by LanX (Bishop) on Sep 01, 2012 at 20:18 UTC
    Well ... RTFM doesn't explain anything. =)

    localized variables are propagated into any called subs.

    apparently PadWalker is missing a pad to investigate or should extend it's documentation.

    UPDATE: ... well only if aliases have a pad...

    UPDATE: yes it's because of the aliasing:

    our $orig=666; for our $x (42,$orig) { say $bar,our_name($bar); say $x,our_name($x); }

    10$bar 42 10$bar 666$orig

    Cheers Rolf


      I found Data::Dumper::Names with this thread . In this manual of Data::Dumper::Names, there is "Unknown Variables" section.

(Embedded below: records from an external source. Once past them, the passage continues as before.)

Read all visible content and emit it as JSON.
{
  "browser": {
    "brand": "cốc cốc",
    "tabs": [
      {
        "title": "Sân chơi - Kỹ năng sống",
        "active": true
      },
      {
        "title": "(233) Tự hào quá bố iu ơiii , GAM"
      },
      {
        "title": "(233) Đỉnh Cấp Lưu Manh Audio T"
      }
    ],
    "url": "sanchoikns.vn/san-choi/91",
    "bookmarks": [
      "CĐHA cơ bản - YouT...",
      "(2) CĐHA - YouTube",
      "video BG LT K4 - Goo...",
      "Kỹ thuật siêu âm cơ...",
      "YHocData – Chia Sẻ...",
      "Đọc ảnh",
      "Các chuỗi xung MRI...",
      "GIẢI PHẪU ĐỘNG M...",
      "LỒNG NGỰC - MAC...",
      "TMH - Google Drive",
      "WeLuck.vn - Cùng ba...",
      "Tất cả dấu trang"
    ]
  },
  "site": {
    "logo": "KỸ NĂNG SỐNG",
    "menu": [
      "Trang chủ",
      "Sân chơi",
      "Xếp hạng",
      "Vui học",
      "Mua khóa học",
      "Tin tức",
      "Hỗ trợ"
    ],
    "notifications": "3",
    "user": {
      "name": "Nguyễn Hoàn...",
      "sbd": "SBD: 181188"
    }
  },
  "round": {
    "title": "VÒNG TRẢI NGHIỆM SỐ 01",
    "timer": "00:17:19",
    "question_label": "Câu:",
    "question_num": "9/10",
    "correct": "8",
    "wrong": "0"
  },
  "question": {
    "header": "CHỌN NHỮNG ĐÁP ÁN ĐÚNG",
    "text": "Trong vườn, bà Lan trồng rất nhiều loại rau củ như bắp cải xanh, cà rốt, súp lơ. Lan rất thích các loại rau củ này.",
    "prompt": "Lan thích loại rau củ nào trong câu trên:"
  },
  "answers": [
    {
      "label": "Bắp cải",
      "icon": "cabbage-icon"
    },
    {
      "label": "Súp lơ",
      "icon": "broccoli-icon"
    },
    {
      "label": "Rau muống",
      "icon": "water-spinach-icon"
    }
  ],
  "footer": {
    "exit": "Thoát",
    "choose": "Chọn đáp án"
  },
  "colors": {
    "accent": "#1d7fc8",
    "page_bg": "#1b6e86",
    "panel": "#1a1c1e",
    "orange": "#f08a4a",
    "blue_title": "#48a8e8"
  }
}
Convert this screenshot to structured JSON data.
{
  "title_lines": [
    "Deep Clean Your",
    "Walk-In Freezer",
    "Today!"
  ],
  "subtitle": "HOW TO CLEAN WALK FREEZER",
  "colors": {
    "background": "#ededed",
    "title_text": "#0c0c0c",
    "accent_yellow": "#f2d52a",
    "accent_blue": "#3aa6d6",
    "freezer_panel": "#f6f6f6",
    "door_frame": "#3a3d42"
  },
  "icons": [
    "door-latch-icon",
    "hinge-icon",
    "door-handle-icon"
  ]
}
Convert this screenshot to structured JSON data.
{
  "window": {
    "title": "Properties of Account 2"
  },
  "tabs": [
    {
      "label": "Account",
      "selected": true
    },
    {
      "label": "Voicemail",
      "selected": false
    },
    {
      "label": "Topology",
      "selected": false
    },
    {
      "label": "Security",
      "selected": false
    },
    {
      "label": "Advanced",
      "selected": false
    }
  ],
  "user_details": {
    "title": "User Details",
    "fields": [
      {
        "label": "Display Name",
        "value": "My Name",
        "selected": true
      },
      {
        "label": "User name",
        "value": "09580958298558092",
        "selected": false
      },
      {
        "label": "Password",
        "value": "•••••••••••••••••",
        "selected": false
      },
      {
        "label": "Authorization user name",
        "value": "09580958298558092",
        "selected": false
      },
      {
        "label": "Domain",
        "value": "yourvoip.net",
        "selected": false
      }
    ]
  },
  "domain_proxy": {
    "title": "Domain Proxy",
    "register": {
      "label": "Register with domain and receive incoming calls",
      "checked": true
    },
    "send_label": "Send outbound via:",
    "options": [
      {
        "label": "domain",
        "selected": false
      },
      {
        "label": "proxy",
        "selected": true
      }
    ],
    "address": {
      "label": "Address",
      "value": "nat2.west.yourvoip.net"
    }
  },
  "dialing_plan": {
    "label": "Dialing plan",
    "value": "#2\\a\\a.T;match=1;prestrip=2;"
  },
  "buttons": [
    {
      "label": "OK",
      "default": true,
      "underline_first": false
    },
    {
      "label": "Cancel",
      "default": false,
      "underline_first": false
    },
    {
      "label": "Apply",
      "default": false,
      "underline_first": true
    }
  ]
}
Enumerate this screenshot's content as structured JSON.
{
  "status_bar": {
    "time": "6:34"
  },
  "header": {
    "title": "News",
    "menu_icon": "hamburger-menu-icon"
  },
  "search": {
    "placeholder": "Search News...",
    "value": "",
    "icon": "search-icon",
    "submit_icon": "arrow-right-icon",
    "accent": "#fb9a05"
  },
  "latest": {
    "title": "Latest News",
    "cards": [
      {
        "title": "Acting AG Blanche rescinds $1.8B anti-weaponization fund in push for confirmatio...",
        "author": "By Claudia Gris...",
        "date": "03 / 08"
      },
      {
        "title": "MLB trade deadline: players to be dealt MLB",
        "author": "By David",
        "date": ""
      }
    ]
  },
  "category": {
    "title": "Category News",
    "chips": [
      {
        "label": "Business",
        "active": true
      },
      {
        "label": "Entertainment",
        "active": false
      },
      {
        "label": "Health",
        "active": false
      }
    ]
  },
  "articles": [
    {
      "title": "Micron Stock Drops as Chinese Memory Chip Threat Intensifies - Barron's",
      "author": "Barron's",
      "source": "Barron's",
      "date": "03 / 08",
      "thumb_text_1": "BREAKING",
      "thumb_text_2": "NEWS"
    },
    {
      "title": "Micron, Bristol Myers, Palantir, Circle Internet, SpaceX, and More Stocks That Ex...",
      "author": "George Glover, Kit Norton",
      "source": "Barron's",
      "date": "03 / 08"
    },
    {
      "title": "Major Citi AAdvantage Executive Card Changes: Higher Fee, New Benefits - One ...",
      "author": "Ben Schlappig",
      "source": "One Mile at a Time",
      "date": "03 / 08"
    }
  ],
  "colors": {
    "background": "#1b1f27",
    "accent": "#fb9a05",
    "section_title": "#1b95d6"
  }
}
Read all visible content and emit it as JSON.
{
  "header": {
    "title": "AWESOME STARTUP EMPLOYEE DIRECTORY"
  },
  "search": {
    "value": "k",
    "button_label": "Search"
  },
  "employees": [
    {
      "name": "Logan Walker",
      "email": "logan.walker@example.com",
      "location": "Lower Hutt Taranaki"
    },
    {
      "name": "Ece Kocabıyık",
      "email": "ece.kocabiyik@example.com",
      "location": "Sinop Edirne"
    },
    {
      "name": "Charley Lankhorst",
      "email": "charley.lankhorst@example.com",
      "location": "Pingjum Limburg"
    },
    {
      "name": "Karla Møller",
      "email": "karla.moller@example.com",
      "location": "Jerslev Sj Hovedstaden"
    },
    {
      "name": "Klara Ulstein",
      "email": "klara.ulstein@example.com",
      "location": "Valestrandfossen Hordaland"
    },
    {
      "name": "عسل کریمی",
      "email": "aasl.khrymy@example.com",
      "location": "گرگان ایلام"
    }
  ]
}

      "Unknown Variables" section seems to me having some relation with your case... not printing name "$x".

      Sorry if I am looking into wrong direction.
        Thats where I started, but if you look into Ovid's code you will see that he's only inspecting lexical variables.

        Cheers Rolf